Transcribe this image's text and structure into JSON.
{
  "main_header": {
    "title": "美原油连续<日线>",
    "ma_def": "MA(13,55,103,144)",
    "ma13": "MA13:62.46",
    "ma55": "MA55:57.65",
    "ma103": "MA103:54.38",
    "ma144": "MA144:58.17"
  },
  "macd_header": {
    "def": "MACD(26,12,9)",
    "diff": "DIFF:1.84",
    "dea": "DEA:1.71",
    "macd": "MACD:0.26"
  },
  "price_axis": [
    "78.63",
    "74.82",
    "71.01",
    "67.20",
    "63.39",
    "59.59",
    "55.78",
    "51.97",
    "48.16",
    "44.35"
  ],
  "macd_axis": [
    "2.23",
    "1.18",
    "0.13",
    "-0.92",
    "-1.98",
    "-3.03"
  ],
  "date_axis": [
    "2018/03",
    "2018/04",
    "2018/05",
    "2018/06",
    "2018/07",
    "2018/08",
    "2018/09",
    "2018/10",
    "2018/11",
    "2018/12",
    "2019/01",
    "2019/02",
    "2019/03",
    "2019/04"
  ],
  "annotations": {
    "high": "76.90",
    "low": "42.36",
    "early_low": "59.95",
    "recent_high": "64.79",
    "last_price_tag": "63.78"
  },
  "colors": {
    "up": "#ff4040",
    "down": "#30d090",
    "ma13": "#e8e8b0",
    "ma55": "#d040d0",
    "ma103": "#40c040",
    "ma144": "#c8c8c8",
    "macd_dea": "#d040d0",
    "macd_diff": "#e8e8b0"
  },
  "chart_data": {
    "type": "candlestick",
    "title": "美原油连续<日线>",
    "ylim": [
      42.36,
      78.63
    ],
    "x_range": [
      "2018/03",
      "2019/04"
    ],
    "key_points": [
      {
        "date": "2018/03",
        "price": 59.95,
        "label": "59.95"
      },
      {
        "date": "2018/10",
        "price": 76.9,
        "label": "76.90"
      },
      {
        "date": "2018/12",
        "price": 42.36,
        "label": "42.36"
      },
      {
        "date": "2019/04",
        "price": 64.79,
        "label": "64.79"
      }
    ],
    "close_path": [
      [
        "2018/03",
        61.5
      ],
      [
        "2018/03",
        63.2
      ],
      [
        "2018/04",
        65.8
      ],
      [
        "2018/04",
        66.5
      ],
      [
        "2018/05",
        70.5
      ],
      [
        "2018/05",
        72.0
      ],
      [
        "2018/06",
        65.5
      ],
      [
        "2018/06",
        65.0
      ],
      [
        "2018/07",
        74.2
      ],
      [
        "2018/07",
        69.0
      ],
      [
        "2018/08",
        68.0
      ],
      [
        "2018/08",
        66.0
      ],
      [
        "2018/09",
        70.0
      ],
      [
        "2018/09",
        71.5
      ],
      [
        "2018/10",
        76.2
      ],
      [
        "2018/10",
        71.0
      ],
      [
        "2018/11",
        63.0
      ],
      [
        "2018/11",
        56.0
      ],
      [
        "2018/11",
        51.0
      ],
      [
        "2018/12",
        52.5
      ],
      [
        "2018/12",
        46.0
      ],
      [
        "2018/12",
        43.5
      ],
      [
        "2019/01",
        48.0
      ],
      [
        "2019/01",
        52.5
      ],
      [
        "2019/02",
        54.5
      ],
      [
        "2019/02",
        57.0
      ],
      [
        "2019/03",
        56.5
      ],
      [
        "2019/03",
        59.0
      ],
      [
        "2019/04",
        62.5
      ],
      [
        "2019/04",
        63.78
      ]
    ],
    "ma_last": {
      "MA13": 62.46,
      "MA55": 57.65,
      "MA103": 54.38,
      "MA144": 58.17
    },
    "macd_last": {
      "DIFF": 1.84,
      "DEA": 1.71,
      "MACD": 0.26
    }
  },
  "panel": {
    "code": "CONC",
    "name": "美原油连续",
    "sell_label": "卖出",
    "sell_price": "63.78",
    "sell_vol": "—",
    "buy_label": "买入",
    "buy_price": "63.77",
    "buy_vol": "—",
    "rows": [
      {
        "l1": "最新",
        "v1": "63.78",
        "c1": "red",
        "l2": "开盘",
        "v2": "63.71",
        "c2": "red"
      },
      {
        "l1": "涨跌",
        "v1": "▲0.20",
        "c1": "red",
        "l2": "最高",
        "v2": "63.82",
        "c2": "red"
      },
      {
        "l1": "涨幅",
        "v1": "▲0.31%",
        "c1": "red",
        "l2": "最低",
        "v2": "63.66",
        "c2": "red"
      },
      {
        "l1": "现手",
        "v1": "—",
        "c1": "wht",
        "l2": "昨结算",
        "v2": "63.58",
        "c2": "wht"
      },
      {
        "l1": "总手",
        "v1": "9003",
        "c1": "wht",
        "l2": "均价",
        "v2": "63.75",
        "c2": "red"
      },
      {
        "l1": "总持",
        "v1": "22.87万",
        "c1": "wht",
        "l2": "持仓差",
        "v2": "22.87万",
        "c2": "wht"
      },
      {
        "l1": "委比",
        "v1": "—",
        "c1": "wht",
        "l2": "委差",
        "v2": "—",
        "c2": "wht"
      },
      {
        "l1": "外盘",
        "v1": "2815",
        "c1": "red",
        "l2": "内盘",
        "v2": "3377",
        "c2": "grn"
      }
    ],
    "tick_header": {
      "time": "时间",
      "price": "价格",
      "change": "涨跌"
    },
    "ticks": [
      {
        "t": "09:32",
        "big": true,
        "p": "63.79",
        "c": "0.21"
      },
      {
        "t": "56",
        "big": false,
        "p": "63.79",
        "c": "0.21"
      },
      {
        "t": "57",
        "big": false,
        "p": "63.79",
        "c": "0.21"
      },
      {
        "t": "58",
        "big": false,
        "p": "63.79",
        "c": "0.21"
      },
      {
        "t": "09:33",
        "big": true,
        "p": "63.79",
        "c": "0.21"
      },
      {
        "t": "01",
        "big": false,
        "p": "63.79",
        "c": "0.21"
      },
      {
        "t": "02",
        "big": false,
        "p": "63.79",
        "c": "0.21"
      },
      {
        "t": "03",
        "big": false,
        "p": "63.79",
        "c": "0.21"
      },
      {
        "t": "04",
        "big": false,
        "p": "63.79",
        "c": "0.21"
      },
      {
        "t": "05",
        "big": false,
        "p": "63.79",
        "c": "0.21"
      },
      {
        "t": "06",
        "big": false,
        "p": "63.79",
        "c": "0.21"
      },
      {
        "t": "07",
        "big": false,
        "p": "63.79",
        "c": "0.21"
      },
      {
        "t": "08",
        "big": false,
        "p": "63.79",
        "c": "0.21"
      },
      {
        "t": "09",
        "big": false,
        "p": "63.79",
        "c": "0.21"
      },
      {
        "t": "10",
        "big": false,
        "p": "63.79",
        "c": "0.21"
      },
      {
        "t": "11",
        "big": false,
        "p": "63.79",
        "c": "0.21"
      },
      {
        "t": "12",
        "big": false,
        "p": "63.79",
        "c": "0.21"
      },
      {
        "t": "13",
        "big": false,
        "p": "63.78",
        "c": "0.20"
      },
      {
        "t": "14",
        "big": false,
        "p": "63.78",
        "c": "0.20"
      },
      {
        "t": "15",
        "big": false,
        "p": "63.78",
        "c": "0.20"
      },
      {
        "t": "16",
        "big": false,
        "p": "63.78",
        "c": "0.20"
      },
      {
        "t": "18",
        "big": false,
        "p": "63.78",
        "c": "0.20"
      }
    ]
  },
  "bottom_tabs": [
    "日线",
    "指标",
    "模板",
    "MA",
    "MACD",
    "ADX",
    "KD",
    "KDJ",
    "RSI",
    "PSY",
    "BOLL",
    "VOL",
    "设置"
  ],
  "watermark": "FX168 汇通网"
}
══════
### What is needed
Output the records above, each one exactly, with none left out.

### Reply to the exercise
Transcribe this image's text and structure into JSON.
{
  "main_header": {
    "title": "美原油连续<日线>",
    "ma_def": "MA(13,55,103,144)",
    "ma13": "MA13:62.46",
    "ma55": "MA55:57.65",
    "ma103": "MA103:54.38",
    "ma144": "MA144:58.17"
  },
  "macd_header": {
    "def": "MACD(26,12,9)",
    "diff": "DIFF:1.84",
    "dea": "DEA:1.71",
    "macd": "MACD:0.26"
  },
  "price_axis": [
    "78.63",
    "74.82",
    "71.01",
    "67.20",
    "63.39",
    "59.59",
    "55.78",
    "51.97",
    "48.16",
    "44.35"
  ],
  "macd_axis": [
    "2.23",
    "1.18",
    "0.13",
    "-0.92",
    "-1.98",
    "-3.03"
  ],
  "date_axis": [
    "2018/03",
    "2018/04",
    "2018/05",
    "2018/06",
    "2018/07",
    "2018/08",
    "2018/09",
    "2018/10",
    "2018/11",
    "2018/12",
    "2019/01",
    "2019/02",
    "2019/03",
    "2019/04"
  ],
  "annotations": {
    "high": "76.90",
    "low": "42.36",
    "early_low": "59.95",
    "recent_high": "64.79",
    "last_price_tag": "63.78"
  },
  "colors": {
    "up": "#ff4040",
    "down": "#30d090",
    "ma13": "#e8e8b0",
    "ma55": "#d040d0",
    "ma103": "#40c040",
    "ma144": "#c8c8c8",
    "macd_dea": "#d040d0",
    "macd_diff": "#e8e8b0"
  },
  "chart_data": {
    "type": "candlestick",
    "title": "美原油连续<日线>",
    "ylim": [
      42.36,
      78.63
    ],
    "x_range": [
      "2018/03",
      "2019/04"
    ],
    "key_points": [
      {
        "date": "2018/03",
        "price": 59.95,
        "label": "59.95"
      },
      {
        "date": "2018/10",
        "price": 76.9,
        "label": "76.90"
      },
      {
        "date": "2018/12",
        "price": 42.36,
        "label": "42.36"
      },
      {
        "date": "2019/04",
        "price": 64.79,
        "label": "64.79"
      }
    ],
    "close_path": [
      [
        "2018/03",
        61.5
      ],
      [
        "2018/03",
        63.2
      ],
      [
        "2018/04",
        65.8
      ],
      [
        "2018/04",
        66.5
      ],
      [
        "2018/05",
        70.5
      ],
      [
        "2018/05",
        72.0
      ],
      [
        "2018/06",
        65.5
      ],
      [
        "2018/06",
        65.0
      ],
      [
        "2018/07",
        74.2
      ],
      [
        "2018/07",
        69.0
      ],
      [
        "2018/08",
        68.0
      ],
      [
        "2018/08",
        66.0
      ],
      [
        "2018/09",
        70.0
      ],
      [
        "2018/09",
        71.5
      ],
      [
        "2018/10",
        76.2
      ],
      [
        "2018/10",
        71.0
      ],
      [
        "2018/11",
        63.0
      ],
      [
        "2018/11",
        56.0
      ],
      [
        "2018/11",
        51.0
      ],
      [
        "2018/12",
        52.5
      ],
      [
        "2018/12",
        46.0
      ],
      [
        "2018/12",
        43.5
      ],
      [
        "2019/01",
        48.0
      ],
      [
        "2019/01",
        52.5
      ],
      [
        "2019/02",
        54.5
      ],
      [
        "2019/02",
        57.0
      ],
      [
        "2019/03",
        56.5
      ],
      [
        "2019/03",
        59.0
      ],
      [
        "2019/04",
        62.5
      ],
      [
        "2019/04",
        63.78
      ]
    ],
    "ma_last": {
      "MA13": 62.46,
      "MA55": 57.65,
      "MA103": 54.38,
      "MA144": 58.17
    },
    "macd_last": {
      "DIFF": 1.84,
      "DEA": 1.71,
      "MACD": 0.26
    }
  },
  "panel": {
    "code": "CONC",
    "name": "美原油连续",
    "sell_label": "卖出",
    "sell_price": "63.78",
    "sell_vol": "—",
    "buy_label": "买入",
    "buy_price": "63.77",
    "buy_vol": "—",
    "rows": [
      {
        "l1": "最新",
        "v1": "63.78",
        "c1": "red",
        "l2": "开盘",
        "v2": "63.71",
        "c2": "red"
      },
      {
        "l1": "涨跌",
        "v1": "▲0.20",
        "c1": "red",
        "l2": "最高",
        "v2": "63.82",
        "c2": "red"
      },
      {
        "l1": "涨幅",
        "v1": "▲0.31%",
        "c1": "red",
        "l2": "最低",
        "v2": "63.66",
        "c2": "red"
      },
      {
        "l1": "现手",
        "v1": "—",
        "c1": "wht",
        "l2": "昨结算",
        "v2": "63.58",
        "c2": "wht"
      },
      {
        "l1": "总手",
        "v1": "9003",
        "c1": "wht",
        "l2": "均价",
        "v2": "63.75",
        "c2": "red"
      },
      {
        "l1": "总持",
        "v1": "22.87万",
        "c1": "wht",
        "l2": "持仓差",
        "v2": "22.87万",
        "c2": "wht"
      },
      {
        "l1": "委比",
        "v1": "—",
        "c1": "wht",
        "l2": "委差",
        "v2": "—",
        "c2": "wht"
      },
      {
        "l1": "外盘",
        "v1": "2815",
        "c1": "red",
        "l2": "内盘",
        "v2": "3377",
        "c2": "grn"
      }
    ],
    "tick_header": {
      "time": "时间",
      "price": "价格",
      "change": "涨跌"
    },
    "ticks": [
      {
        "t": "09:32",
        "big": true,
        "p": "63.79",
        "c": "0.21"
      },
      {
        "t": "56",
        "big": false,
        "p": "63.79",
        "c": "0.21"
      },
      {
        "t": "57",
        "big": false,
        "p": "63.79",
        "c": "0.21"
      },
      {
        "t": "58",
        "big": false,
        "p": "63.79",
        "c": "0.21"
      },
      {
        "t": "09:33",
        "big": true,
        "p": "63.79",
        "c": "0.21"
      },
      {
        "t": "01",
        "big": false,
        "p": "63.79",
        "c": "0.21"
      },
      {
        "t": "02",
        "big": false,
        "p": "63.79",
        "c": "0.21"
      },
      {
        "t": "03",
        "big": false,
        "p": "63.79",
        "c": "0.21"
      },
      {
        "t": "04",
        "big": false,
        "p": "63.79",
        "c": "0.21"
      },
      {
        "t": "05",
        "big": false,
        "p": "63.79",
        "c": "0.21"
      },
      {
        "t": "06",
        "big": false,
        "p": "63.79",
        "c": "0.21"
      },
      {
        "t": "07",
        "big": false,
        "p": "63.79",
        "c": "0.21"
      },
      {
        "t": "08",
        "big": false,
        "p": "63.79",
        "c": "0.21"
      },
      {
        "t": "09",
        "big": false,
        "p": "63.79",
        "c": "0.21"
      },
      {
        "t": "10",
        "big": false,
        "p": "63.79",
        "c": "0.21"
      },
      {
        "t": "11",
        "big": false,
        "p": "63.79",
        "c": "0.21"
      },
      {
        "t": "12",
        "big": false,
        "p": "63.79",
        "c": "0.21"
      },
      {
        "t": "13",
        "big": false,
        "p": "63.78",
        "c": "0.20"
      },
      {
        "t": "14",
        "big": false,
        "p": "63.78",
        "c": "0.20"
      },
      {
        "t": "15",
        "big": false,
        "p": "63.78",
        "c": "0.20"
      },
      {
        "t": "16",
        "big": false,
        "p": "63.78",
        "c": "0.20"
      },
      {
        "t": "18",
        "big": false,
        "p": "63.78",
        "c": "0.20"
      }
    ]
  },
  "bottom_tabs": [
    "日线",
    "指标",
    "模板",
    "MA",
    "MACD",
    "ADX",
    "KD",
    "KDJ",
    "RSI",
    "PSY",
    "BOLL",
    "VOL",
    "设置"
  ],
  "watermark": "FX168 汇通网"
}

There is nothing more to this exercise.